If approved by a court, the settlement announced Friday would provide the State Investment Council with $20 million and the teacher pension fund with $4.25 million.
The settlement, to be paid by the Chicago-based financial firm of Vanderbilt Capital Advisors, heads off possible litigation based on a state law against defrauding taxpayers, the State Investment Council said.
The agency contends that some New Mexico investments were steered to political supporters of former Democratic Gov. Bill Richardson and that a broker with ties to Richardson received millions in fees for helping companies secure investment business with the state and the pension fund.
New Mexico’s announcement of the settlement said the state believes its claims against Vanderbilt were well-founded and valid but that Vanderbilt contends it had legal and factual points on its side.
The investments in complex mortgage securities called collateralized debt obligations were approved in 2006.
The state lost its investment when values dropped sharply because of a credit crisis and financial-market meltdown that caused investors to abandon all but the safest forms of debt.
No criminal charges have been filed in the alleged scandal, and Richardson and Vanderbilt officials have denied wrongdoing.
In a motion filed in Santa Fe District requesting approval of the settlement, the state said it suffered $100 million in losses but might not be able to prove in court that it’s owed that much in damages.

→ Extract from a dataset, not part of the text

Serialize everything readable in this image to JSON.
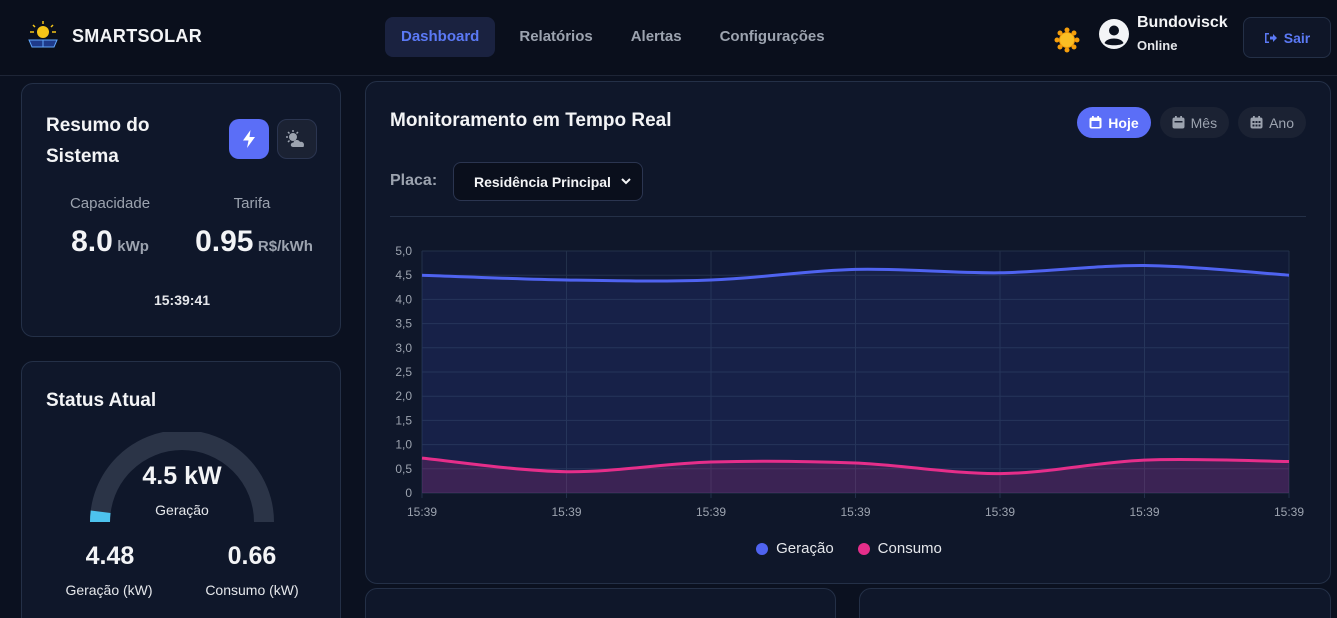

“The choice was an obvious one: Recover tens of millions of dollars today, or roll the dice in court, wait several more years, and face a very uncertain outcome,” State Investment Officer Steve Moise said in a statement.
The state’s motion said the settlement “reasonably reflects Vanderbilt’s share of the fault for its damages.”
Gov. Susana Martinez, head of the State Investment Council, called the agreement a “significant recovery of money for the taxpayers of New Mexico.”
The motion said the state plans to continue to press litigation against a dozen people.
In addition, the motion said the state plans to try to negotiate settlements with fund managers such as Vanderbilt that it believes “received investments in exchange for political favors.” However, lawsuits may prove necessary, the motion said.